— Exercise goal —
Write every record out again exactly as shown below.

— Dataset records —
━━━━━━━━━━━━━━━━━━━━

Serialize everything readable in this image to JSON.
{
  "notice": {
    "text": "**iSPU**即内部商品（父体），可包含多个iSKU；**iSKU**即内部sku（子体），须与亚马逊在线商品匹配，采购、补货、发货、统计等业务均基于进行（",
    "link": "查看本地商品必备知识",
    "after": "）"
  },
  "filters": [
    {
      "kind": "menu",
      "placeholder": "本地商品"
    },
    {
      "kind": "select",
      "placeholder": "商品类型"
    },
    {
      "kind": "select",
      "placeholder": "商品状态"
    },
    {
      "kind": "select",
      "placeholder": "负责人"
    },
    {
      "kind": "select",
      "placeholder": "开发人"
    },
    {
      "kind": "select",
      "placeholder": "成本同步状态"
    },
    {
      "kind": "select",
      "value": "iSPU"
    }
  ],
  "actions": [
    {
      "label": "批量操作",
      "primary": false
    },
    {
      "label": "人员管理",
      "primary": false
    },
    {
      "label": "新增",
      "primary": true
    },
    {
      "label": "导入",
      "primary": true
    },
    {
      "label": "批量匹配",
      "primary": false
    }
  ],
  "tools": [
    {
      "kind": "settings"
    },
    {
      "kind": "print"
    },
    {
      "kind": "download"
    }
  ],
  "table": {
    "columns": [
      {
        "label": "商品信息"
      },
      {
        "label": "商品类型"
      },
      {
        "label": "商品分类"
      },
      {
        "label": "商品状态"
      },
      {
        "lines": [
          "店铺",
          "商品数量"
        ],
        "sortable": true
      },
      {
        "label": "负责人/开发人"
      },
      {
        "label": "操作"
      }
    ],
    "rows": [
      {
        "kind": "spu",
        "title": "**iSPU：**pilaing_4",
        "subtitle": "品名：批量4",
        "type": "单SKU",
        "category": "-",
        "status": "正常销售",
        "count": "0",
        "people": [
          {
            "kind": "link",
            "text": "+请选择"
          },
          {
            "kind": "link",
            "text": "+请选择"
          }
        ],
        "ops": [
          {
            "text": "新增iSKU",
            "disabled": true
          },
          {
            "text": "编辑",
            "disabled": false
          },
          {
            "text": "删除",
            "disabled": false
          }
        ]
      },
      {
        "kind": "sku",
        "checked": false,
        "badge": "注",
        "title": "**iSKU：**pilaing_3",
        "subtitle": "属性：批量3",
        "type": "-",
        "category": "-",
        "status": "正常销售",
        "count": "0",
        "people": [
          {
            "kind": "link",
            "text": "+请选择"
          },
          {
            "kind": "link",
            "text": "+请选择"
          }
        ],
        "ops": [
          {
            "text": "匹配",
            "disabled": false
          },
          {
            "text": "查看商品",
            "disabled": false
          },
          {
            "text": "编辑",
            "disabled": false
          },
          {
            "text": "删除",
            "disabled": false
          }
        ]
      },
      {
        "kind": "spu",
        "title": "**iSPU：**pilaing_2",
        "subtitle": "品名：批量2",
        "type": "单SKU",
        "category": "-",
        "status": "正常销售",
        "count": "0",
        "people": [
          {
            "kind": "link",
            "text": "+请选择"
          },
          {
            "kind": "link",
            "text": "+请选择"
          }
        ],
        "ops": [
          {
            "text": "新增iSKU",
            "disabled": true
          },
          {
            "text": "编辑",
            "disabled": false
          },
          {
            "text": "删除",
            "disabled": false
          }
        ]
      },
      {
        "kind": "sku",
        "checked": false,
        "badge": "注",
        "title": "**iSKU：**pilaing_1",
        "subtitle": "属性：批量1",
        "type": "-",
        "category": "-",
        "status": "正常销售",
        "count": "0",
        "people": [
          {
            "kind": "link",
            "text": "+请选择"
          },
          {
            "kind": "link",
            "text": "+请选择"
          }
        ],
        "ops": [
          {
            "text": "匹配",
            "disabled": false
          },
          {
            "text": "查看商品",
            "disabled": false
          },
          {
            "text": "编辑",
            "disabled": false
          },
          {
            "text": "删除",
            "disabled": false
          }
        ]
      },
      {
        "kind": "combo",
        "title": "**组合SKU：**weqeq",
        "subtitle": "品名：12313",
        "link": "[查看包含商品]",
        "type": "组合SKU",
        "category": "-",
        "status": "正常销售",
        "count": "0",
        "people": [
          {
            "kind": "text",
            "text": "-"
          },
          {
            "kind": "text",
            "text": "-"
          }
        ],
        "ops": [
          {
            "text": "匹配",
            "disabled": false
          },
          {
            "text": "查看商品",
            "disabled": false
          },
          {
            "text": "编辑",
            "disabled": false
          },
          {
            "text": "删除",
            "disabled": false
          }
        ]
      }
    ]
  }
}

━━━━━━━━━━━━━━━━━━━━

— Task answer —
Serialize everything readable in this image to JSON.
{
  "notice": {
    "text": "**iSPU**即内部商品（父体），可包含多个iSKU；**iSKU**即内部sku（子体），须与亚马逊在线商品匹配，采购、补货、发货、统计等业务均基于进行（",
    "link": "查看本地商品必备知识",
    "after": "）"
  },
  "filters": [
    {
      "kind": "menu",
      "placeholder": "本地商品"
    },
    {
      "kind": "select",
      "placeholder": "商品类型"
    },
    {
      "kind": "select",
      "placeholder": "商品状态"
    },
    {
      "kind": "select",
      "placeholder": "负责人"
    },
    {
      "kind": "select",
      "placeholder": "开发人"
    },
    {
      "kind": "select",
      "placeholder": "成本同步状态"
    },
    {
      "kind": "select",
      "value": "iSPU"
    }
  ],
  "actions": [
    {
      "label": "批量操作",
      "primary": false
    },
    {
      "label": "人员管理",
      "primary": false
    },
    {
      "label": "新增",
      "primary": true
    },
    {
      "label": "导入",
      "primary": true
    },
    {
      "label": "批量匹配",
      "primary": false
    }
  ],
  "tools": [
    {
      "kind": "settings"
    },
    {
      "kind": "print"
    },
    {
      "kind": "download"
    }
  ],
  "table": {
    "columns": [
      {
        "label": "商品信息"
      },
      {
        "label": "商品类型"
      },
      {
        "label": "商品分类"
      },
      {
        "label": "商品状态"
      },
      {
        "lines": [
          "店铺",
          "商品数量"
        ],
        "sortable": true
      },
      {
        "label": "负责人/开发人"
      },
      {
        "label": "操作"
      }
    ],
    "rows": [
      {
        "kind": "spu",
        "title": "**iSPU：**pilaing_4",
        "subtitle": "品名：批量4",
        "type": "单SKU",
        "category": "-",
        "status": "正常销售",
        "count": "0",
        "people": [
          {
            "kind": "link",
            "text": "+请选择"
          },
          {
            "kind": "link",
            "text": "+请选择"
          }
        ],
        "ops": [
          {
            "text": "新增iSKU",
            "disabled": true
          },
          {
            "text": "编辑",
            "disabled": false
          },
          {
            "text": "删除",
            "disabled": false
          }
        ]
      },
      {
        "kind": "sku",
        "checked": false,
        "badge": "注",
        "title": "**iSKU：**pilaing_3",
        "subtitle": "属性：批量3",
        "type": "-",
        "category": "-",
        "status": "正常销售",
        "count": "0",
        "people": [
          {
            "kind": "link",
            "text": "+请选择"
          },
          {
            "kind": "link",
            "text": "+请选择"
          }
        ],
        "ops": [
          {
            "text": "匹配",
            "disabled": false
          },
          {
            "text": "查看商品",
            "disabled": false
          },
          {
            "text": "编辑",
            "disabled": false
          },
          {
            "text": "删除",
            "disabled": false
          }
        ]
      },
      {
        "kind": "spu",
        "title": "**iSPU：**pilaing_2",
        "subtitle": "品名：批量2",
        "type": "单SKU",
        "category": "-",
        "status": "正常销售",
        "count": "0",
        "people": [
          {
            "kind": "link",
            "text": "+请选择"
          },
          {
            "kind": "link",
            "text": "+请选择"
          }
        ],
        "ops": [
          {
            "text": "新增iSKU",
            "disabled": true
          },
          {
            "text": "编辑",
            "disabled": false
          },
          {
            "text": "删除",
            "disabled": false
          }
        ]
      },
      {
        "kind": "sku",
        "checked": false,
        "badge": "注",
        "title": "**iSKU：**pilaing_1",
        "subtitle": "属性：批量1",
        "type": "-",
        "category": "-",
        "status": "正常销售",
        "count": "0",
        "people": [
          {
            "kind": "link",
            "text": "+请选择"
          },
          {
            "kind": "link",
            "text": "+请选择"
          }
        ],
        "ops": [
          {
            "text": "匹配",
            "disabled": false
          },
          {
            "text": "查看商品",
            "disabled": false
          },
          {
            "text": "编辑",
            "disabled": false
          },
          {
            "text": "删除",
            "disabled": false
          }
        ]
      },
      {
        "kind": "combo",
        "title": "**组合SKU：**weqeq",
        "subtitle": "品名：12313",
        "link": "[查看包含商品]",
        "type": "组合SKU",
        "category": "-",
        "status": "正常销售",
        "count": "0",
        "people": [
          {
            "kind": "text",
            "text": "-"
          },
          {
            "kind": "text",
            "text": "-"
          }
        ],
        "ops": [
          {
            "text": "匹配",
            "disabled": false
          },
          {
            "text": "查看商品",
            "disabled": false
          },
          {
            "text": "编辑",
            "disabled": false
          },
          {
            "text": "删除",
            "disabled": false
          }
        ]
      }
    ]
  }
}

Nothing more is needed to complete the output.